At this point, there’s no question that the market for legal sports betting is on the rise. Now that states have had the ability to legalize for more than a year, several have already passed legislation to allow the placement of sports wagers. In 2019 alone, as many as six states are primed to pass sports betting bills.
Montana, Indiana, Iowa, and Tennessee have already completed the process of legalizing sports betting this year, but Illinois and New Hampshire are very close behind. Both New Hampshire and Illinois have bills that have been approved by both their respective state Senate and House representatives, and now just require approval from their Governor.
With all the approval sports betting has been receiving from states across the country, it seems like a foregone conclusion that most states will legalize at some point in the near future. While many states are warming up to sports betting, others are still miles away politically. In the northwest, the state of Oregon is using pre-existing legislature to offer sports betting through the state lottery. Just north of them, Washington is nowhere near legalizing due to the number of tribal casinos that have gambling compacts with the state.
Washington state might be a special case, but other states oppose sports betting for different reasons. The biggest being that lawmakers believe that legalizing sports betting directly feeds into gambling addiction. Lawmakers do have a legitimate concern with this, but illegal sports betting has been around for decades.
If someone with a gambling addiction really wanted to bet on sports, they already have ways to do so. Allowing legal sports betting simply serves as making the process easier, although some gambling addicts may still wish to bet illegally to avoid paying higher fees. It is difficult to definitively say that legal sports betting fuels gambling addiction, but it absolutely doesn’t help.

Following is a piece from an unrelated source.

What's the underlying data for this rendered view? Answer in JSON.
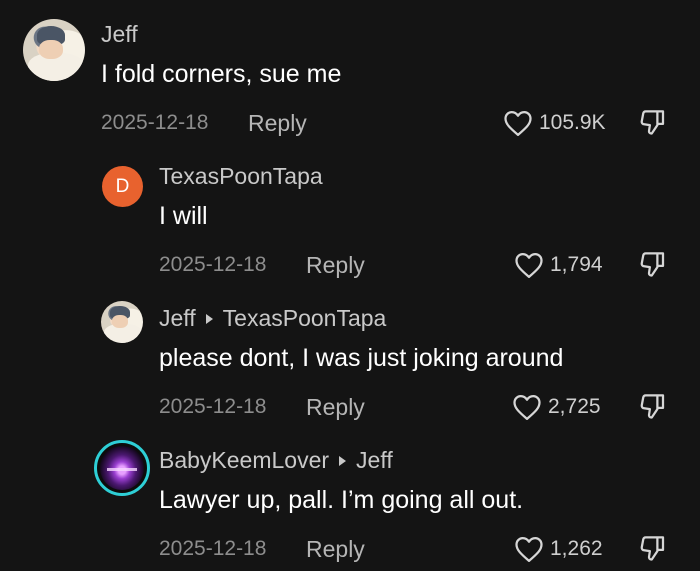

Alcohol is another controversial topic that used to be illegal, but now consumption and sale is permitted all across the country. Millions of people struggle with alcohol addiction every year, but that hasn’t served as a reason to prohibit it. Outlawing alcohol again would not solve alcohol addiction problems, especially for those that currently struggle with it.
Just like how the prohibition days showed, if someone really wants to do something, whether it be placing sports wagers or drinking alcohol, they’re going to find a way to do it. This is why flat-out restriction doesn’t work to prevent addiction, nor should it be used as a reason not to legalize.
Many states that have opted to legalize sports betting have done so in a limited capacity. Most require you to physically place bets in-person, only at select approved casinos within the state. This means that if you live hundreds of miles from the next sports-betting approved casino, you’d have to travel all that way just to place a sports bet.
A few states do allow bettors to place their bets online or through a mobile app. As of right now, only New Jersey, Nevada, Pennsylvania, and West Virginia currently allow you to place an online bet from anywhere within the state. Mississippi technically allows it, but only if you’re physically located in the casino. Montana, who recently legalized, hasn’t rolled sports betting out yet, but their mobile rules are the same as Mississippi’s.
Other states that legalized recently have been much more welcoming towards mobile betting. Iowa will permit it so long as you register first in-person, but Illinois and Indiana will fully allow mobile sports betting. Tennessee will only offer mobile sports betting, meaning that 2019 has been a fantastic year so far for mobile sports betting.
You may wonder why mobile sports betting has been picking up so much steam lately. A panel of some of the top executives in both the technology and gambling industries have indicated they expect 90% of all sports wagers to be placed online within 10 years. Considering that only four states offer unrestricted mobile betting, 90% is a massive figure to expect in 10 years time.
However, the state of New Jersey is sitting as shining example of what the industry may look like. New Jersey was one of the first states to legalize sports betting, offering wagers for more than a year now. In their first year of operation, sportsbooks within the state of New Jersey have accepted more than $3 billion in sports wagers.
Not only is that figure significant, but so is the fact that more than 80% of those wagers were placed through a mobile app or online. That means that mobile sports wagering has accounted for more than $2.4 billion in total wagers in New Jersey alone. New Jersey is viewed as the gambling headquarters of the east coast, but it still serves as a great sample size of how bettors prefer to place their wagers.
Two technology CEOs, Moti Malul of NeoGames and Parikshat Khanna of CG Technology, both believe that more than 90% of all U.S. sports bets will be placed with a mobile device. However, Itai Pazner of 888 Holdings thinks that 50% may be a more reasonable estimate. Despite differences in expectations of how many people will be placing sports bettings via mobile, all parties do agree that mobile is the way of the future for sports betting.
In the technology-obsessed era we live in today, everyone always has access to their mobile phone. Needing to physically travel to a casino is quite limiting, but pulling out your phone and opening an app is extremely quick and easy. While it might not be like that you live next to a legal casino, it is very likely that you have a smartphone capable of placing a mobile bet. This makes the development of mobile the clear future for legal sports betting, so don’t be surprised to see more states warming up to it!